IT wasn't just the dogs who were barking after another bonkers budget day with an airing of everything from Dad's Army's Private Fraser and sexy satanic novels through to a man on the moon and a 'Spanish' intervention - which nobody expected.

Kylie Minogue, bingo, HMS Brexit and Groundhog Day also popped up as Fife's finest gathered in the council chambers, and around their laptops, to bicker and point fingers, as well as agree on a council tax freeze and some £14 million or so of investments.

Provost Leish was in the role of referee, seeking a good clean contest, and for a change he kept his cards in his pockets.

Central Fife Times: Fife provost Jim Leishman. Fife provost Jim Leishman. (Image: Fife Council)

Leader of the opposition, David Alexander, knows his audience and kept the man in the middle onside by jovially starting his speech with a 'C'mon the Pars'.

READ MORE: Council tax frozen in Fife but rents and charges go up by five per cent 

There wasn't much to disagree with as regards the budget proposals - they were largely the same, leading one councillor to suggest it was the equivalent of "two bald men fighting over a comb" - but, as in football with VAR, the technology became a talking point.

We were 15 minutes late in starting due to 'technical issues', there was a lengthy briefing with councillors being told which buttons to push, and there were gremlins throughout.

'Off with their heads' was the cry from Fife's voters as, due to new automated cameras, councillors getting up to speak were informed "If you're tall it's focusing on your torso rather than your face."

The screen showing those joining the debate from home conked out at one point, we then had a dog barking and later a random burst of what sounded like a Spanish radio talk show cut through the debate, silencing the chamber and leading to bemused looks all round.

We had to wait half an hour for the first mention of 'Thatcher', there was a complaint about the "fastest finger first" method of deciding who got to speak and the now tiresome panto of "It's a coalition", "Oh no it isn't" got another airing too.

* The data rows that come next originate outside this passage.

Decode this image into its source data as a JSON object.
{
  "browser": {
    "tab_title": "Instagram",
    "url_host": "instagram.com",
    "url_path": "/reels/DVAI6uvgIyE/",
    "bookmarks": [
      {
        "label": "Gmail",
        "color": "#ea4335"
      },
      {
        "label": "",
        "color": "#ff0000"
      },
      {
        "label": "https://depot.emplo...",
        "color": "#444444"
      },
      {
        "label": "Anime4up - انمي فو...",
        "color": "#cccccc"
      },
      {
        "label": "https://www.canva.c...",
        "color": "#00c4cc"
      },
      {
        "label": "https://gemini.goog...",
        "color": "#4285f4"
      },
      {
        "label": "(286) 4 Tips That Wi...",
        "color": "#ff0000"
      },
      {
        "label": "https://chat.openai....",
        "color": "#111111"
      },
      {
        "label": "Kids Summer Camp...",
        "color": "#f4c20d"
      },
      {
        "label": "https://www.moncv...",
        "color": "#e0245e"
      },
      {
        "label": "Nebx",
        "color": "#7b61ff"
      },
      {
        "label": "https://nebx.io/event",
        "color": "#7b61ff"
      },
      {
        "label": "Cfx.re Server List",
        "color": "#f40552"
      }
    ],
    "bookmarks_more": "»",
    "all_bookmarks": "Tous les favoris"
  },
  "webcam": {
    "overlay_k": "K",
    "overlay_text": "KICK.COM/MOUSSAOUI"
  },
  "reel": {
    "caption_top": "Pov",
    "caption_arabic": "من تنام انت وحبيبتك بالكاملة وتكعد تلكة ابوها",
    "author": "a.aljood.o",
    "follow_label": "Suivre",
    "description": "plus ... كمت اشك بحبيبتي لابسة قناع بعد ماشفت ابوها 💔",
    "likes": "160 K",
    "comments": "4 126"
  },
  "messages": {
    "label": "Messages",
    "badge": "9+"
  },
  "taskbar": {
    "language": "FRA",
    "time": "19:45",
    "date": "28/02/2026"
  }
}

SNP councillors delved into their own TV times to slam council leader David Ross' dire predictions of impending financial doom, comparing him to Mrs Doyle in Father Ted - "he just likes the misery" - and Private Fraser from Dad's Army.

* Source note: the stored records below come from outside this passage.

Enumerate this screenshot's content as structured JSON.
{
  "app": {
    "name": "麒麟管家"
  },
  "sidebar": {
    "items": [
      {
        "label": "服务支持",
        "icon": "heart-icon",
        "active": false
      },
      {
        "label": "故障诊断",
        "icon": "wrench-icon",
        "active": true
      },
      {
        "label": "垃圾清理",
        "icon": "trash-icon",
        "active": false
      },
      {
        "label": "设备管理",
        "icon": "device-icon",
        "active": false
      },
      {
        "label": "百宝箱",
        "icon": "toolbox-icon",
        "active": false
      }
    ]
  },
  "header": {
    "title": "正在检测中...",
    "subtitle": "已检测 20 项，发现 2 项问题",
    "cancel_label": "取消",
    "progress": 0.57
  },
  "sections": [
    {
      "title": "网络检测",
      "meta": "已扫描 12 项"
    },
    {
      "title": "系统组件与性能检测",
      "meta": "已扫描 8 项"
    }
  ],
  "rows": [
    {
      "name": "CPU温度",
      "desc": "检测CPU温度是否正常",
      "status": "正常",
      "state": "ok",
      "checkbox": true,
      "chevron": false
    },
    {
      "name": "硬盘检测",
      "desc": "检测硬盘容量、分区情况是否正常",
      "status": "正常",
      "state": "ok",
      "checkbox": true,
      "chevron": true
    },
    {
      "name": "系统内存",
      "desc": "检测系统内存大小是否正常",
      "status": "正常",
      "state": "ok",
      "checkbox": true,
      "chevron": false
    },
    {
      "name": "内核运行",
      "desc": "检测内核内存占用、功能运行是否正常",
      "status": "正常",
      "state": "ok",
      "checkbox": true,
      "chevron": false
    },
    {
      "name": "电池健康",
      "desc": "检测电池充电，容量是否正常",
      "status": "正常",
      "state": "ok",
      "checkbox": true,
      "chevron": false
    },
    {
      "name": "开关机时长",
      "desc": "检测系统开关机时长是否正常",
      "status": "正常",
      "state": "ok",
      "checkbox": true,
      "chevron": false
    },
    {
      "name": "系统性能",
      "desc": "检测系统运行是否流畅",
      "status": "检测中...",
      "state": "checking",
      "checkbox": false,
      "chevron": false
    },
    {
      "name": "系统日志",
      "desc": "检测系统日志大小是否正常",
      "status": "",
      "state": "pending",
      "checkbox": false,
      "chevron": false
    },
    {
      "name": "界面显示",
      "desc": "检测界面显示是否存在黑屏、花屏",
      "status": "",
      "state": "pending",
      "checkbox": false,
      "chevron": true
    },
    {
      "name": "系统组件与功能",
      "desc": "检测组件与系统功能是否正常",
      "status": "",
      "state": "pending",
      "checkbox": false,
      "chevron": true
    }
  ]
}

Always on form, Cllr John Beare then advised him to cheer up, "stop listening to Leonard Cohen and pop on some Kylie" instead.

He also found time to rebuke Cllr Altany Craik for "chuntering from a sedentary position" while SNP councillors were speaking.

Central Fife Times: Labour councillor Altany Craik pens sexy satanic novels. Labour councillor Altany Craik pens sexy satanic novels. (Image: Fife Council)Warming to the theme, Cllr Craig Walker said it was Groundhog Budget Day with "Punxsutawney David Ross" casting a dark shadow over Fife with bleak proclamations that "have no credibility whatsoever".

Still with the SNP, one councillor spent most of her allotted five minutes listing streets in Kirkcaldy that had potholes, saying the investment in 2023-24 had made little difference, seemingly overlooking that her party had proposed spending less on the roads than the administration did in last year's budget.

It was recently revealed that the man concerned with filling those craters, transport spokesman Cllr Craik, writes 'sexy satanic' novels - no, me neither - and the critics in the chamber delighted in sharpening their pencils.

Cllr Alexander was first in, saying Labour were "acting like folk whose faces are tripping them after reading one of Cllr Craik's books".

The author scripted a quick comeback, saying there were "too many big words in it for you Davie", and then gave a poor review of the SNP budget proposals.

Cllr Craik said: "It may as well have read 'Please sir, I couldn't be bothered to do my own budget so I copied the administration one and added a few to make it look different."

Taking a more worldly view, Cllr David Barratt wondered why "mankind is capable of putting a man on the moon" but incapable of allowing one to walk into a recycling centre without spending £540,000 on 18 extra staff to lead pedestrians, like "lemmings", around Fife's rubbish sites.

He said he was glad that report had been pulled on and looked forward to something better.

And so say all of us.